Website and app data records

______

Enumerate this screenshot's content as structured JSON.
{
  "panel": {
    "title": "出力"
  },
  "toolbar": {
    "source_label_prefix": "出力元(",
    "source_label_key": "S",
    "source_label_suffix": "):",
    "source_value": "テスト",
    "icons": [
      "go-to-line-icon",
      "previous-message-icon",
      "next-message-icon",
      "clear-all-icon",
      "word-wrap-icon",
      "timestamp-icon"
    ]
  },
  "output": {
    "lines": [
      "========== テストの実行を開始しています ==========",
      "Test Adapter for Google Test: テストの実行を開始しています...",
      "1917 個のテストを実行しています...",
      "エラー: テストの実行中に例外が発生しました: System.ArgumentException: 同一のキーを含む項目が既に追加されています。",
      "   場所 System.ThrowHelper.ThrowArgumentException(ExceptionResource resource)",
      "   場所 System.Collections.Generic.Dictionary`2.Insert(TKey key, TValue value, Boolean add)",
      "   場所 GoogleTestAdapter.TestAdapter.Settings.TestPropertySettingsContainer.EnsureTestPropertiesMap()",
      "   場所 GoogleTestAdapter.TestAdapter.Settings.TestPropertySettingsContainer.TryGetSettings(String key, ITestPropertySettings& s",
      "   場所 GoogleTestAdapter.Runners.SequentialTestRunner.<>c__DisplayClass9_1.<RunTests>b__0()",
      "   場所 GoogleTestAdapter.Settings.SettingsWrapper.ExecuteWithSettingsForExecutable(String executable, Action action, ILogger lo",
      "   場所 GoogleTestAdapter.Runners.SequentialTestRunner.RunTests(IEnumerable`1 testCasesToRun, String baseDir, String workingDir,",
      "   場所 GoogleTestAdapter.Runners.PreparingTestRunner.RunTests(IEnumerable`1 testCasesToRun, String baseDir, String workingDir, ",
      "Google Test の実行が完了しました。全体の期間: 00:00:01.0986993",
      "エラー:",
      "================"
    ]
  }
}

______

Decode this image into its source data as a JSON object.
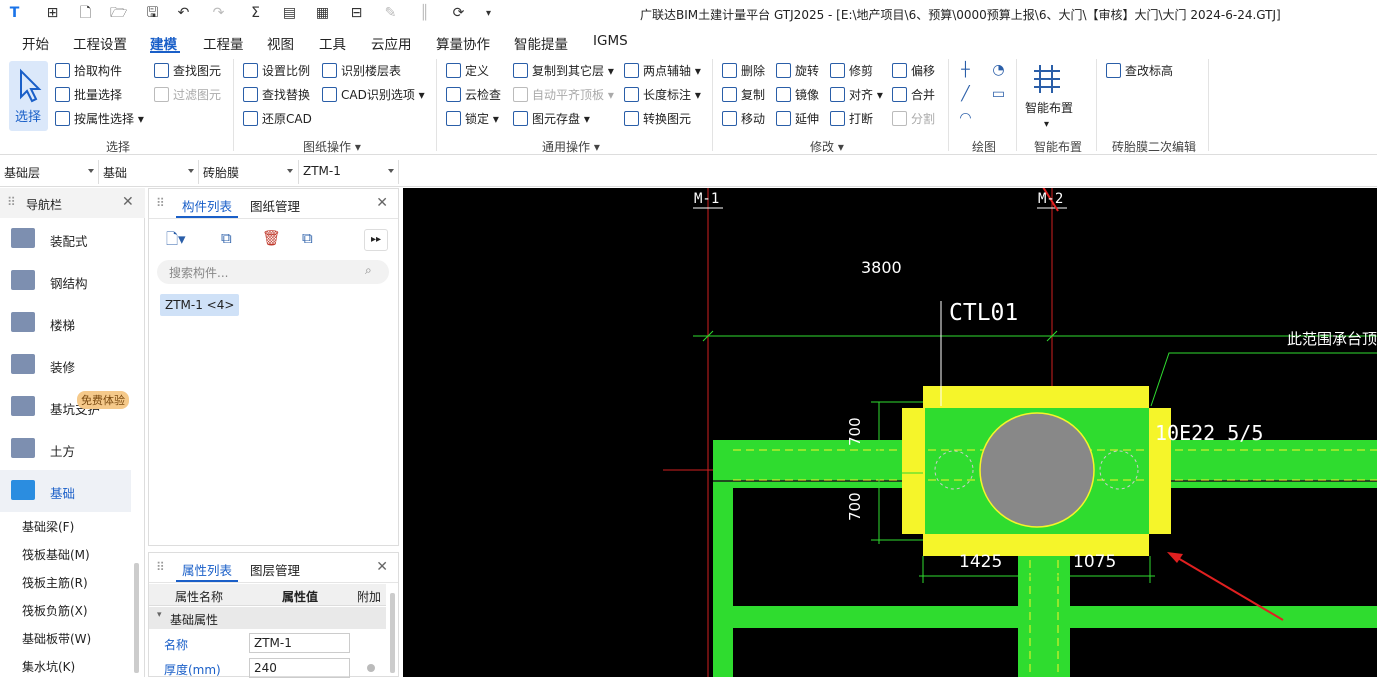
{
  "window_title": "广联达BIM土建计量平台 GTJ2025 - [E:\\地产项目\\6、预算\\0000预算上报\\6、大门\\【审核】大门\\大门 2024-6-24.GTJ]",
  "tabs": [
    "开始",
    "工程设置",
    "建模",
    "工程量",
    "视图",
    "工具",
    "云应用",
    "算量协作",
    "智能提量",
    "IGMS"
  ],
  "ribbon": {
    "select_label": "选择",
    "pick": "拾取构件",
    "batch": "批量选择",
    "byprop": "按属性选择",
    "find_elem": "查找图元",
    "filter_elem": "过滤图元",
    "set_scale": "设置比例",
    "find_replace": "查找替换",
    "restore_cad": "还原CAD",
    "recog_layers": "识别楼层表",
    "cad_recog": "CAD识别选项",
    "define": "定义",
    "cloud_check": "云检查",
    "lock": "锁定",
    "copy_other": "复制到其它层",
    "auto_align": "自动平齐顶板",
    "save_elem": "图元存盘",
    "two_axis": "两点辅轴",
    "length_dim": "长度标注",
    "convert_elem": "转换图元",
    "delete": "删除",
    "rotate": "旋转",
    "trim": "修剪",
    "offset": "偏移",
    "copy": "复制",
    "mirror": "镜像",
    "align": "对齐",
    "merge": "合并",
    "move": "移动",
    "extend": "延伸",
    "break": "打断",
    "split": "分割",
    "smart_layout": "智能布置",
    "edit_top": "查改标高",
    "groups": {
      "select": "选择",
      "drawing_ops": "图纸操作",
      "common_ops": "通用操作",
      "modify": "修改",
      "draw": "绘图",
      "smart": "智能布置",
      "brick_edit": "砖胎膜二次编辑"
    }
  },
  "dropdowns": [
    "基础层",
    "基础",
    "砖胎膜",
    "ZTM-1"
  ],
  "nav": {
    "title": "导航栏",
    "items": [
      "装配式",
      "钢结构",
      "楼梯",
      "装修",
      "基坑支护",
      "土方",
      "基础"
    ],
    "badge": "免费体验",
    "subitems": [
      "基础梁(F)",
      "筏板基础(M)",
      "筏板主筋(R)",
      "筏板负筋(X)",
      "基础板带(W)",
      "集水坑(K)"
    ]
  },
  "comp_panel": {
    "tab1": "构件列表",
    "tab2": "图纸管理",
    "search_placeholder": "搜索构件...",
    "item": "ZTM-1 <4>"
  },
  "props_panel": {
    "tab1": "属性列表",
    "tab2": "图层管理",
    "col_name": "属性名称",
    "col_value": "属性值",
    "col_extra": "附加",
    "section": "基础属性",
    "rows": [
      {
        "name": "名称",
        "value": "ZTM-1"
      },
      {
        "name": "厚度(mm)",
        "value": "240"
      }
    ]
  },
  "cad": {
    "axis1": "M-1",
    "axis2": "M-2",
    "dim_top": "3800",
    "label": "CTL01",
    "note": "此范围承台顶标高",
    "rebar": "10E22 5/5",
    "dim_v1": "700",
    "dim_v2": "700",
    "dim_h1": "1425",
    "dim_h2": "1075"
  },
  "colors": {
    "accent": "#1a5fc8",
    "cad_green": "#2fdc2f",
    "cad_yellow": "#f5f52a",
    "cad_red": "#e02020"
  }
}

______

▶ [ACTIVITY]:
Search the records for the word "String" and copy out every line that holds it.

▶ [OUTPUT FOR THIS EXERCISE]:
      "   場所 GoogleTestAdapter.TestAdapter.Settings.TestPropertySettingsContainer.TryGetSettings(String key, ITestPropertySettings& s",
      "   場所 GoogleTestAdapter.Settings.SettingsWrapper.ExecuteWithSettingsForExecutable(String executable, Action action, ILogger lo",
      "   場所 GoogleTestAdapter.Runners.SequentialTestRunner.RunTests(IEnumerable`1 testCasesToRun, String baseDir, String workingDir,",
      "   場所 GoogleTestAdapter.Runners.PreparingTestRunner.RunTests(IEnumerable`1 testCasesToRun, String baseDir, String workingDir, ",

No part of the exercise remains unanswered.